15. Saurin, after mentioning some insig- thinketh nothing which he dare not speak, nificant criticism upon which the commenta- and speaketh nothing which he will not do." tors enlarge, makes the following very perti- 3. Polybius relates, that when the battle nent observation_“Such is the spirit of was begun, which was to decide the fate of mankind, that they often consider slightly the Macedonian empire, Perseus basely withthose great truths of the SS. upon which our drew to the city Pydne, under pretence of whole religion is founded, expatiating into sacrificing to Hercules; “ a god,” says Pludiscussions upon matters of no relation either tarch,“ that is not wont to regard the offerto our duty or our happiness.” Diss. xxi. p. ings of cowards, or grant such requests as are 181.–So again—" It is amazing to find learned unjust; it not being reasonable, that he, who men, who would blush to employ but a few never shoots, should carry away the prize; minutes in studying the ornaments that are that he should triumph, who sneaks from the most in fashion in their own time, and who battle; or he, who takes no pains, should have yet the patience to devour immense meet with success. To Emilius's petition the volumes, to learn with great exactness those god listened; for he prayed for victory with of the remotest age." xx. 191.-See Law's his sword in his hand, and was fighting at the Christ. Perfect. on this subject. See Saurin,504. same time that he implored the divine assist
16. Metaphysical speculations are lofty, ance.”—An excellent hint for the Christian but frigid; as Lunardi, after ascending to an soldier to observe and improve upon, immense height in the atmosphere, came 4. “ To stand in fear of the people's cendown covered with icicles.
sure or common talk may argue a harmless 17. Many fine books of religion and moral and peaceable mind, but never a brave and ity are already written. We are eager for truly heroic soul," Plutarch, 94. more. But if we duly attended to the Gos- 5. The body's weakness often proves to be pel, should we want them?

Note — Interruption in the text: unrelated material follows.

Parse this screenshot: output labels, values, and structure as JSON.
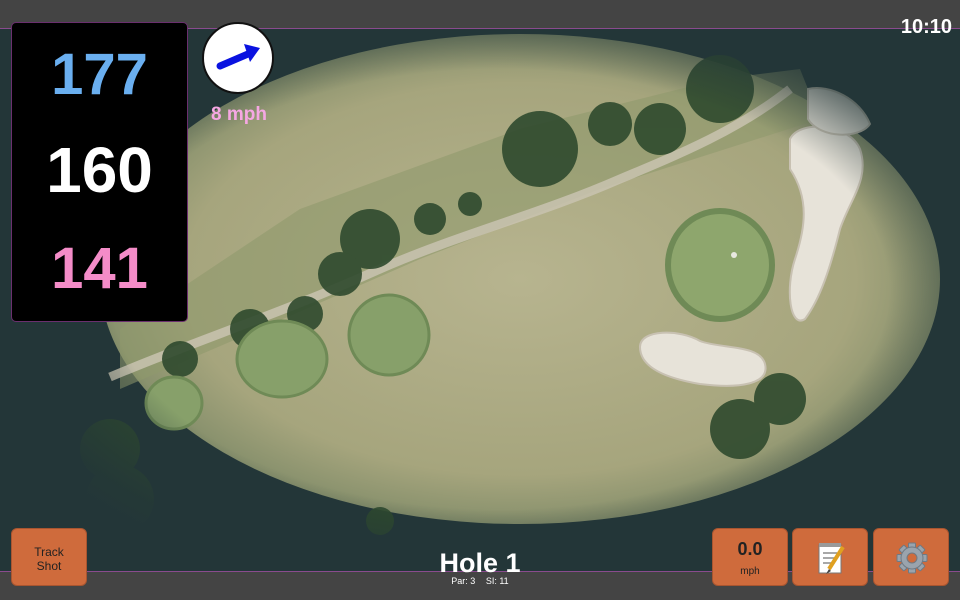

A single short the soul's strength, and men are better Chrisdirection from God himself is authoritative tians in sickness than in health : like the soland decisive. A text would save us the dier in Antigonus's army, who, being natutrouble of reading many dissertations ; and rally weak and sickly. was a very hero, till, the time which we thus spend in learning, or out of regard for him, the king put him under rather, perhaps, pretending to learn, our duty, the care of his physicians, who made a cure might be spent in practising it.
of him; after which, he never appeared so